Late last week, Citigroup (NYSE:C) reported revenues and earnings for the fourth quarter that were ahead of investor expectations. While expectations for the overall banking industry were quite low given the weak market conditions over the period, the geographically diversified banking giant did well to cut quarterly operating costs to the lowest level in at least a decade – helping it report an improvement in profits quarter on quarter.
Like other banking giants, Citigroup’s top line faced considerable headwinds from poor equity market activity, which hurt trading revenues and also weighed on advisory and underwriting fees. Additionally, Citigroup’s fee-based revenues from global consumer banking operations remained depressed for the second consecutive quarter due to a marked reduction in the sale of retail investment products. The deteriorating quality of loans to energy companies also resulted in an increase in loan provisions from $1.92 billion in Q1 2015 to $2.05 in Q1 2016.

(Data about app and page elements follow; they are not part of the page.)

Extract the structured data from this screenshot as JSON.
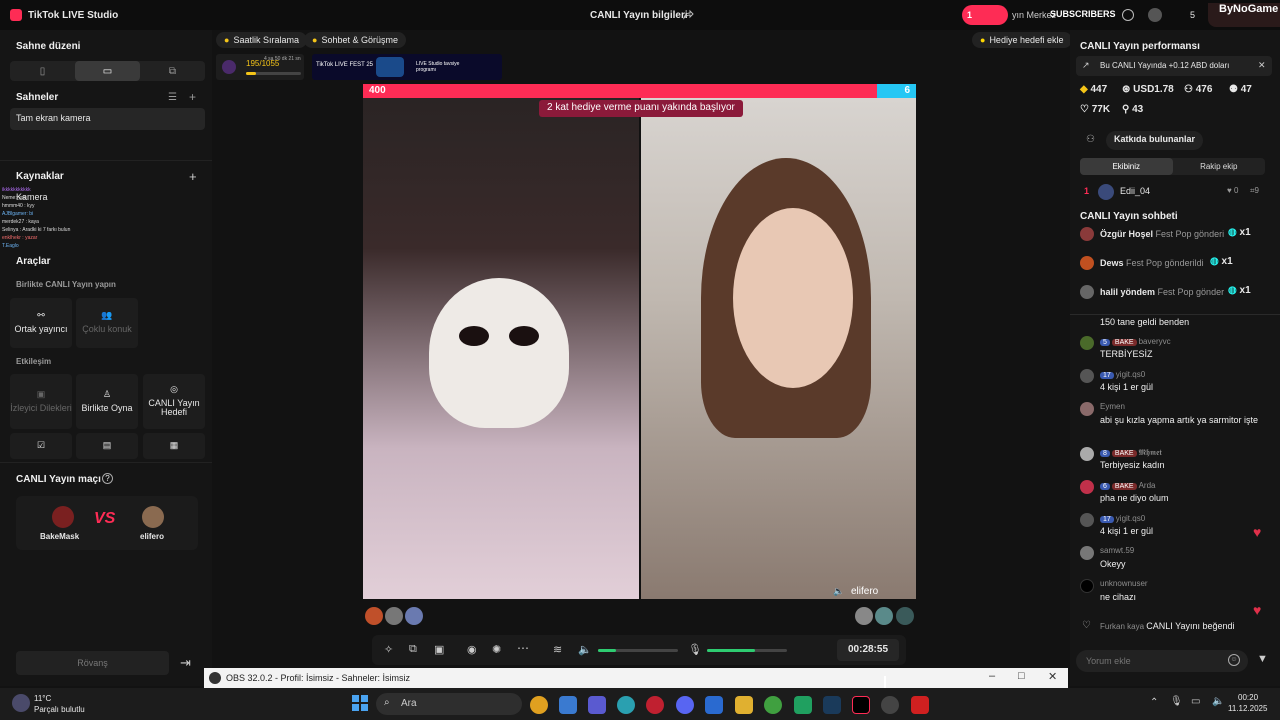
{
  "app": {
    "title": "TikTok LIVE Studio",
    "live_info": "CANLI Yayın bilgileri",
    "center_label": "yın Merkez",
    "subscribers": "SUBSCRIBERS",
    "sub_count": "1",
    "profile_count": "5",
    "channel": "ByNoGame"
  },
  "left": {
    "scene_layout_title": "Sahne düzeni",
    "scenes_title": "Sahneler",
    "scene_item": "Tam ekran kamera",
    "sources_title": "Kaynaklar",
    "source_item": "Kamera",
    "tools_title": "Araçlar",
    "together_title": "Birlikte CANLI Yayın yapın",
    "cohost": "Ortak yayıncı",
    "multi_guest": "Çoklu konuk",
    "interaction_title": "Etkileşim",
    "viewer_requests": "İzleyici Dilekleri",
    "play_together": "Birlikte Oyna",
    "live_goal": "CANLI Yayın Hedefi",
    "match_title": "CANLI Yayın maçı",
    "player1": "BakeMask",
    "player2": "elifero",
    "vs": "VS",
    "rematch": "Rövanş"
  },
  "overlay_chat": [
    "ikkkkkkkkkkk",
    "Neme: yok",
    "hmmm40 : kyy",
    "AJBlgamer: bi",
    "merdek27 : kaya",
    "Selinya : Aradki ki 7 farkı bulun",
    "enklhekr : yazar",
    "T.Eaglo"
  ],
  "center": {
    "tab1": "Saatlik Sıralama",
    "tab2": "Sohbet & Görüşme",
    "gift_goal": "Hediye hedefi ekle",
    "progress_text": "195/1055",
    "progress_sub": "4 sa 50 dk 21 sn",
    "progress_fraction": 0.18,
    "banner1": "TikTok LIVE FEST 25",
    "banner2": "LIVE Studio tavsiye programı",
    "score_left": "400",
    "score_right": "6",
    "left_share": 0.93,
    "battle_notice": "2 kat hediye verme puanı yakında başlıyor",
    "guest_name": "elifero",
    "timer": "00:28:55",
    "volume_level": 0.22,
    "mic_level": 0.6
  },
  "right": {
    "perf_title": "CANLI Yayın performansı",
    "earnings": "Bu CANLI Yayında +0.12 ABD doları",
    "stats": {
      "diamonds": "447",
      "usd": "USD1.78",
      "viewers": "476",
      "likes_top": "47",
      "hearts": "77K",
      "shares": "43"
    },
    "contributors": "Katkıda bulunanlar",
    "tab_team": "Ekibiniz",
    "tab_rival": "Rakip ekip",
    "rank_num": "1",
    "rank_user": "Edii_04",
    "rank_likes": "0",
    "rank_gifts": "9",
    "chat_title": "CANLI Yayın sohbeti",
    "gifts": [
      {
        "user": "Özgür Hoşel",
        "text": "Fest Pop gönderi",
        "count": "x1"
      },
      {
        "user": "Dews",
        "text": "Fest Pop gönderildi",
        "count": "x1"
      },
      {
        "user": "halil yöndem",
        "text": "Fest Pop gönder",
        "count": "x1"
      }
    ],
    "messages": [
      {
        "name": "",
        "text": "150 tane geldi benden"
      },
      {
        "name": "baveryvc",
        "level": "5",
        "club": "BAKE",
        "text": "TERBİYESİZ"
      },
      {
        "name": "yigit.qs0",
        "level": "17",
        "text": "4 kişi 1 er gül"
      },
      {
        "name": "Eymen",
        "text": "abi şu kızla yapma artık ya sarmitor işte"
      },
      {
        "name": "𝕸𝖍𝖒𝖊𝖙",
        "level": "8",
        "club": "BAKE",
        "text": "Terbiyesiz kadın"
      },
      {
        "name": "Arda",
        "level": "6",
        "club": "BAKE",
        "text": "pha ne diyo olum"
      },
      {
        "name": "yigit.qs0",
        "level": "17",
        "text": "4 kişi 1 er gül"
      },
      {
        "name": "samwt.59",
        "text": "Okeyy"
      },
      {
        "name": "unknownuser",
        "text": "ne cihazı"
      }
    ],
    "liked_user": "Furkan kaya",
    "liked_text": "CANLI Yayını beğendi",
    "comment_placeholder": "Yorum ekle"
  },
  "obs": {
    "title": "OBS 32.0.2 - Profil: İsimsiz - Sahneler: İsimsiz"
  },
  "taskbar": {
    "temp": "11°C",
    "weather": "Parçalı bulutlu",
    "search": "Ara",
    "time": "00:20",
    "date": "11.12.2025"
  },
  "colors": {
    "accent_pink": "#fe2c55",
    "accent_cyan": "#25f4ee",
    "green": "#2ecc71"
  }
}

All things considered, Citigroup remains one of the best capitalized U.S. banking giants, with a common equity tier 1 (CET1) capital ratio of 12.3%, and its continuing efforts to streamline operations and shrink its non-core divisions will improve long-term profitability. Taken together with the fact that the bank is currently trading at less than 65% of its book value and roughly 75% of its tangible book value, the shares appear undervalued. We maintain a $60 price estimate for Citigroup's stock, which is roughly 30% ahead of the current market price.
Trading Revenues Improve Quarter On Quarter; Investment Banking Operations Suffer
Citigroup generated revenues of $3.8 billion through its trading operations (fixed income and equity taken together, adjusted for CVA/DVA) for the first quarter of the year – roughly 13% lower than the figure for the year-ago period, but 36% ahead of the figure for the previous quarter. While the large sequential improvement in trading revenues can be largely explained by the fact that the first quarter of a year usually sees the highest revenues due to the seasonal nature of the industry, the year-on-year decline is similar to what was reported by peers JPMorgan (NYSE:JPM) and Bank of America (NYSE:BAC) for the period.
Revenues for the FICC (fixed income, currencies and commodities) trading desk increased 40% from the exceptionally low $2.2 billion in Q4 2015 to $3.1 billion in Q1 2016, although the figure fell 11% year on year. Citigroup’s smaller equity trading desk did well to rope in $706 million in revenues for Q1 2016 – up 17% q-on-q, but 19% lower y-on-y.
In comparison, Citigroup’s advisory and underwriting fees tanked by roughly 25% compared to Q1 2015 and Q4 2015, as the bank saw a sharp decline in revenues for its M&A advisory, debt origination as well as equity underwriting units. Total advisory and underwriting revenues added just $875 million to the top line – the lowest since Q3 2013.
Consumer Banking Division Suffers On Multiple Fronts
Citigroup’s biggest strength is its extensive global presence. That allows the bank to benefit from diversified revenue streams that are not subject to the restrictions faced by its peers who are largely focused on U.S. markets. Citigroup’s strong retail banking presence across the globe and in emerging markets gives it access to cheap funds in the form of low interest rate deposits from the regions in which it operates, allowing it to achieve better net interest margins.
As the bank caters to demand for loans globally, its interest income is not overly dependent on the interest rate environment prevalent in any single country – something that has helped it maintain net interest margins around the 2.9% mark over the last few years. This is in sharp contrast to peers like Wells Fargo (NYSE:WFC) that have seen a reduction in this figure of well over 100 basis points (1% point) over the same period.
Thanks to the stable net interest margin figure and steady growth in its global real estate loans portfolio, interest-based revenues for Citigroup’s consumer banking division remained strong in Q1 2016 despite negative foreign exchange movements. However, the non-interest revenue figure remained depressed at $1.36 billion – 26% below the figure a year ago.
The decline was primarily due to a fall in the sale of investment products from $25.5 billion in Q1 2015 to $16.4 billion in Q1 2016. While this reduction is evident across operating regions, things have been particularly bad for the combined Asia-Pacific and EMEA region, where investment sales have shrunk 50% from an average of $12 billion in the first half of 2015 to $6 billion now.
Disclosure: No positions